(Listed records)
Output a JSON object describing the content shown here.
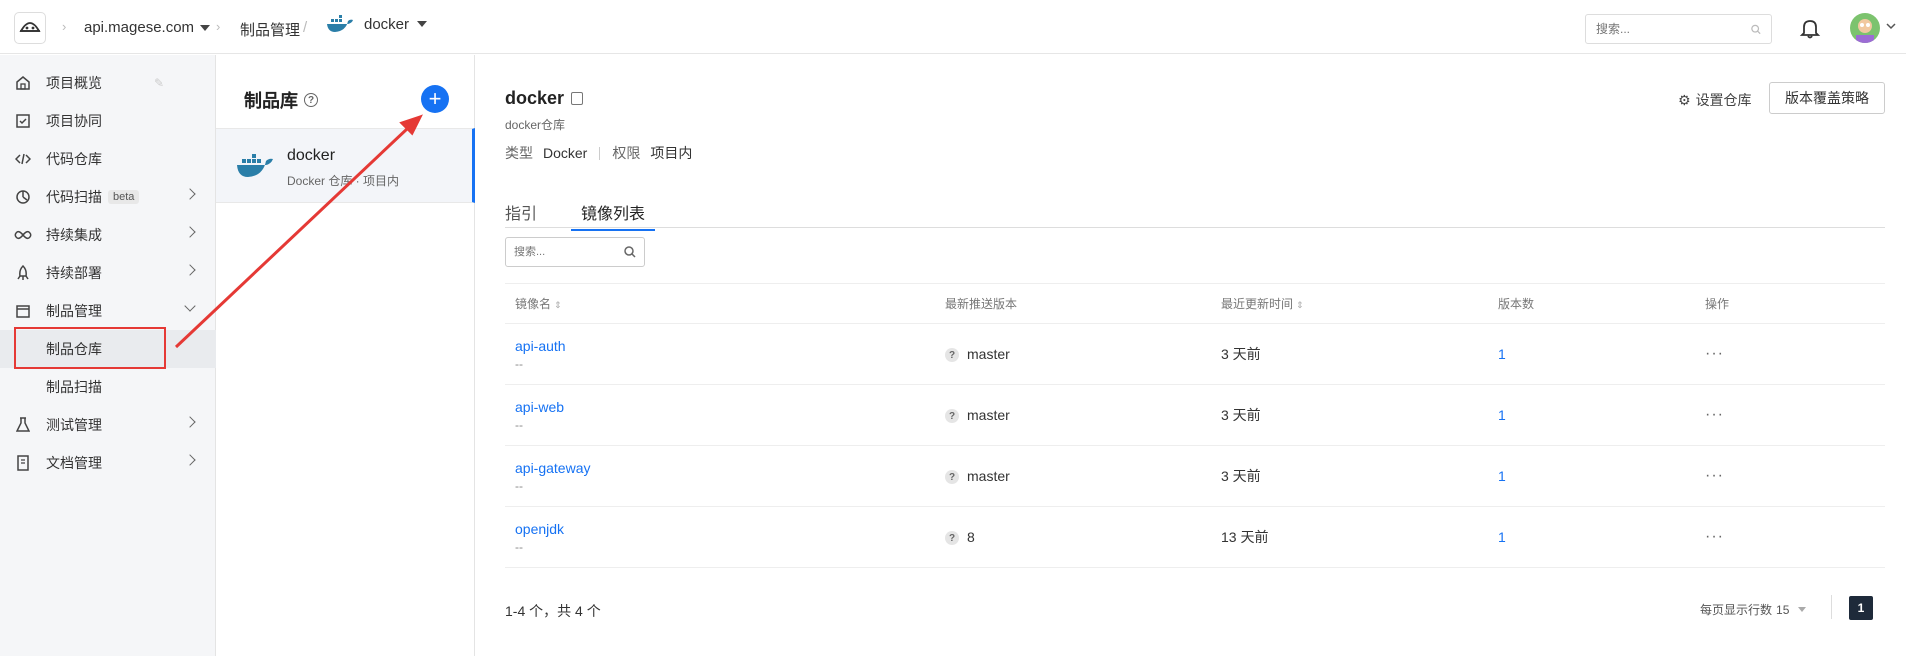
{
  "topbar": {
    "project": "api.magese.com",
    "artifact_crumb": "制品管理",
    "slash": "/",
    "repo": "docker",
    "search_placeholder": "搜索..."
  },
  "leftnav": {
    "items": [
      {
        "label": "项目概览",
        "icon": "home-icon"
      },
      {
        "label": "项目协同",
        "icon": "checkbox-icon"
      },
      {
        "label": "代码仓库",
        "icon": "code-icon"
      },
      {
        "label": "代码扫描",
        "icon": "scan-icon",
        "badge": "beta"
      },
      {
        "label": "持续集成",
        "icon": "infinity-icon"
      },
      {
        "label": "持续部署",
        "icon": "rocket-icon"
      },
      {
        "label": "制品管理",
        "icon": "box-icon"
      },
      {
        "label": "测试管理",
        "icon": "flask-icon"
      },
      {
        "label": "文档管理",
        "icon": "book-icon"
      }
    ],
    "sub_items": [
      "制品仓库",
      "制品扫描"
    ]
  },
  "midpanel": {
    "title": "制品库",
    "repo_name": "docker",
    "repo_sub": "Docker 仓库 · 项目内"
  },
  "main": {
    "title": "docker",
    "subtitle": "docker仓库",
    "type_label": "类型",
    "type_value": "Docker",
    "perm_label": "权限",
    "perm_value": "项目内",
    "settings": "设置仓库",
    "policy_button": "版本覆盖策略",
    "tabs": [
      "指引",
      "镜像列表"
    ],
    "search_placeholder": "搜索...",
    "columns": [
      "镜像名",
      "最新推送版本",
      "最近更新时间",
      "版本数",
      "操作"
    ],
    "rows": [
      {
        "name": "api-auth",
        "desc": "--",
        "version": "master",
        "updated": "3 天前",
        "count": "1",
        "ops": "···"
      },
      {
        "name": "api-web",
        "desc": "--",
        "version": "master",
        "updated": "3 天前",
        "count": "1",
        "ops": "···"
      },
      {
        "name": "api-gateway",
        "desc": "--",
        "version": "master",
        "updated": "3 天前",
        "count": "1",
        "ops": "···"
      },
      {
        "name": "openjdk",
        "desc": "--",
        "version": "8",
        "updated": "13 天前",
        "count": "1",
        "ops": "···"
      }
    ],
    "pager_info": "1-4 个，共 4 个",
    "per_page_label": "每页显示行数",
    "per_page_value": "15",
    "current_page": "1"
  },
  "colors": {
    "accent": "#1672f3",
    "annotation": "#e53935",
    "nav_bg": "#f5f6f8"
  }
}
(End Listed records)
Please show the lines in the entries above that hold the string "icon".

> _Result below_
        "icon": "home-icon"
        "icon": "checkbox-icon"
        "icon": "code-icon"
        "icon": "scan-icon",
        "icon": "infinity-icon"
        "icon": "rocket-icon"
        "icon": "box-icon"
        "icon": "flask-icon"
        "icon": "book-icon"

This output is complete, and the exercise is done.